For investors with a higher risk appetite, the dashboard can be filtered by Net APY. Nansen calculates impermanent loss and subtracts it from the pool’s offered APY, to show the actual return. These insights allow mercenary farmers to move from liquidity pool to liquidity pool, soaking up early APY rewards and for the more cautious liquidity provider to find large well established pools. These insights allow investors to navigate thousands of liquidity pools at a single point of contact and understand the characteristics of these pools. Nansen is an indispensable tool providing investors with the information they need to outperform the market at large.
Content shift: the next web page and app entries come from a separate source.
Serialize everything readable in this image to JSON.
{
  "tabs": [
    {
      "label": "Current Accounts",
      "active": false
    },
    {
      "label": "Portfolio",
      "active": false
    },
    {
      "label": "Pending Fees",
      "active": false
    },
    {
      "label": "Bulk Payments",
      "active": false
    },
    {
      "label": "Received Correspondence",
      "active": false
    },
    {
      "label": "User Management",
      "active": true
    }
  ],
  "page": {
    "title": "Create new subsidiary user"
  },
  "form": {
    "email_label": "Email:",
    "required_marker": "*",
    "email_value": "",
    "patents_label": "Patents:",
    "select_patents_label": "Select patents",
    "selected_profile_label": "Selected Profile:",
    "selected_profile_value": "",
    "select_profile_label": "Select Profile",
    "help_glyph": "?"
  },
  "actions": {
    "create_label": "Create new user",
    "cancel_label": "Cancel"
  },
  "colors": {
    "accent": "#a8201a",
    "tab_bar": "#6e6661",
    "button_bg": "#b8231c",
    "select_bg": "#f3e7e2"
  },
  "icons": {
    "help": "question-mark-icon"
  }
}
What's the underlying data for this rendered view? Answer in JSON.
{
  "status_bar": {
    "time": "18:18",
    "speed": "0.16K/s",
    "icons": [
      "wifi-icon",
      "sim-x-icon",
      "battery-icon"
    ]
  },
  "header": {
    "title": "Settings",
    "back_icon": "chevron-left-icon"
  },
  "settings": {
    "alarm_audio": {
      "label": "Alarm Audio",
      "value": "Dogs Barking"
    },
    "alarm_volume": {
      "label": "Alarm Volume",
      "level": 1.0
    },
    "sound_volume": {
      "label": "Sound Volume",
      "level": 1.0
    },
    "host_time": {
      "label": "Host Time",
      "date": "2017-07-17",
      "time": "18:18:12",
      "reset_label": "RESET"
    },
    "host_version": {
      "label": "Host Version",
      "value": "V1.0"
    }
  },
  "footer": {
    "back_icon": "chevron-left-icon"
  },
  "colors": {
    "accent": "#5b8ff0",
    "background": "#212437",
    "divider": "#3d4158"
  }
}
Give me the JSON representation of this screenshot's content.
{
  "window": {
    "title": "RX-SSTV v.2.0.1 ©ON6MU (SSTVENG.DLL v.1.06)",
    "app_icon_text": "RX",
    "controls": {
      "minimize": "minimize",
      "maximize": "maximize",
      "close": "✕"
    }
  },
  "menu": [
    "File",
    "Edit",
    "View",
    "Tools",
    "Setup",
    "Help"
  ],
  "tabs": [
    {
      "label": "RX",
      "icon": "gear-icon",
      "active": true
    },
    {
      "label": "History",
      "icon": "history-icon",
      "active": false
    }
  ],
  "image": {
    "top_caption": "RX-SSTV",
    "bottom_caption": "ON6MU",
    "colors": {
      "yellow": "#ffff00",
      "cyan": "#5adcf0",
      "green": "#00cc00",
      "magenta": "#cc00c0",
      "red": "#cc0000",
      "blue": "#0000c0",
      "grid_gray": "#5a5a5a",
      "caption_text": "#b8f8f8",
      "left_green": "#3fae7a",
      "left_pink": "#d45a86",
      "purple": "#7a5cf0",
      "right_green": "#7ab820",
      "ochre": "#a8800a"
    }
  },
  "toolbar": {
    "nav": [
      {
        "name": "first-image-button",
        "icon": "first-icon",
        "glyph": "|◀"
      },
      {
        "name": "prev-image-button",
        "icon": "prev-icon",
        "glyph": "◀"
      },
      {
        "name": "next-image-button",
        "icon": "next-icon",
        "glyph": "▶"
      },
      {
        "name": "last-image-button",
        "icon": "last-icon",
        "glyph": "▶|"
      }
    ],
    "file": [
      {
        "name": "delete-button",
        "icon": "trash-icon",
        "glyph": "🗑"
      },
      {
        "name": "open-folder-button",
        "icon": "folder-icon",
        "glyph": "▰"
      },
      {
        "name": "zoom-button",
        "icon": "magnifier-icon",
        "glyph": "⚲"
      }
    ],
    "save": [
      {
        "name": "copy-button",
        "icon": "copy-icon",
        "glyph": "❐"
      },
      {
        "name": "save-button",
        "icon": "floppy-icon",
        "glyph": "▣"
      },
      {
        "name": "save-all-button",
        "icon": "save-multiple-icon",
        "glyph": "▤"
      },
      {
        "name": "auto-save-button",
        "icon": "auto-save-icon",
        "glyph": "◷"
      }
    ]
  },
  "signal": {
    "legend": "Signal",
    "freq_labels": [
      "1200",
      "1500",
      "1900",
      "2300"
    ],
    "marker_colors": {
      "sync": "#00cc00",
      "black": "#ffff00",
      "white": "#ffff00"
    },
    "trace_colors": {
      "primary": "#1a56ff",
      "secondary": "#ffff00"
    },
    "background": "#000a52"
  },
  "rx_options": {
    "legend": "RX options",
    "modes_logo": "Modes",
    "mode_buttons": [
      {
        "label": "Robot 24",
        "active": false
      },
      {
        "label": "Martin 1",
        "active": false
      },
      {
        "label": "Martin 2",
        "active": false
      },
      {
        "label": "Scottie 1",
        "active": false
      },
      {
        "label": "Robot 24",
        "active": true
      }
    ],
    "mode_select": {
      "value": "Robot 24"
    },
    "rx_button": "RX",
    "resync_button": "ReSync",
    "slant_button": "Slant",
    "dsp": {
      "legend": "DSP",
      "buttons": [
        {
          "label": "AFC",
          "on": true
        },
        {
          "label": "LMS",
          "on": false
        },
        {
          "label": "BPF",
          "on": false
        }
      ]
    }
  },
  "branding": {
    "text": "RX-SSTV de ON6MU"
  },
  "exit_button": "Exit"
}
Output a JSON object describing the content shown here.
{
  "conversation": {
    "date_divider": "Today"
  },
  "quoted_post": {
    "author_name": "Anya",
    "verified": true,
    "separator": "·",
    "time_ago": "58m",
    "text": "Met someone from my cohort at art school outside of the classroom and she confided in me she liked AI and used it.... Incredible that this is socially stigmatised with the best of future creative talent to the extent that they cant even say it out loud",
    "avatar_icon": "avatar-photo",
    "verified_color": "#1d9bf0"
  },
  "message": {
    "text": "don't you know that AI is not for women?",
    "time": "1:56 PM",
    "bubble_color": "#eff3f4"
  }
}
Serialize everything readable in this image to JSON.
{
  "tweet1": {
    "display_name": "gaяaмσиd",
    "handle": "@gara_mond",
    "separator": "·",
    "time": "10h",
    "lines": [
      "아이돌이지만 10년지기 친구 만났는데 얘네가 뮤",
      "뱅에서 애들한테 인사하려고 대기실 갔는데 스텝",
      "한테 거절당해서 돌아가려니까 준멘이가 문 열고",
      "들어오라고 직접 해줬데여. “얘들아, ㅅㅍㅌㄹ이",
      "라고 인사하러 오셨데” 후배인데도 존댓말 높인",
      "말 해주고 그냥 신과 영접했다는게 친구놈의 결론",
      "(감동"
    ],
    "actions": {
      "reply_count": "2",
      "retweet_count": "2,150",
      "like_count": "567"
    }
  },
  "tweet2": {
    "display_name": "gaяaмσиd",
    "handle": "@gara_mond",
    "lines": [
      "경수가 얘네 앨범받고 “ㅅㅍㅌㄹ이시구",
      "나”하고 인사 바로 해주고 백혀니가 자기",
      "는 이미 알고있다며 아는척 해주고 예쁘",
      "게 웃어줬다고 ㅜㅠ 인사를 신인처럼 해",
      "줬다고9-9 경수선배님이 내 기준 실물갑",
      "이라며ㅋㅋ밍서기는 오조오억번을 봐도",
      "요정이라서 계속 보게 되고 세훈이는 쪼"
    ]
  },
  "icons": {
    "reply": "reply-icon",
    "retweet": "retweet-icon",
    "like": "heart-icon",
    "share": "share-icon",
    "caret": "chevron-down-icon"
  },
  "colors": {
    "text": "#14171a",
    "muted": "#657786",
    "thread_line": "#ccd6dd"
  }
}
The Automated Market Maker model allowed decentralized exchanges to thrive with some of the largest offering liquidity depth that rivals even centralized exchanges. Liquidity Mining underpins this trading model by incentivizing users to deposit liquidity. Liquidity providers form vital components of DEXs’ ability to operate.Liquidity mining brings success to both DeFi and investors, and it will continue to assist DEXs in offering a better user experience with bolstered liquidity. DeFi’s novel approach to financial services has introduced this new passive income stream for crypto investors, with crypto investors directly supporting the development of this new decentralized approach to financial services.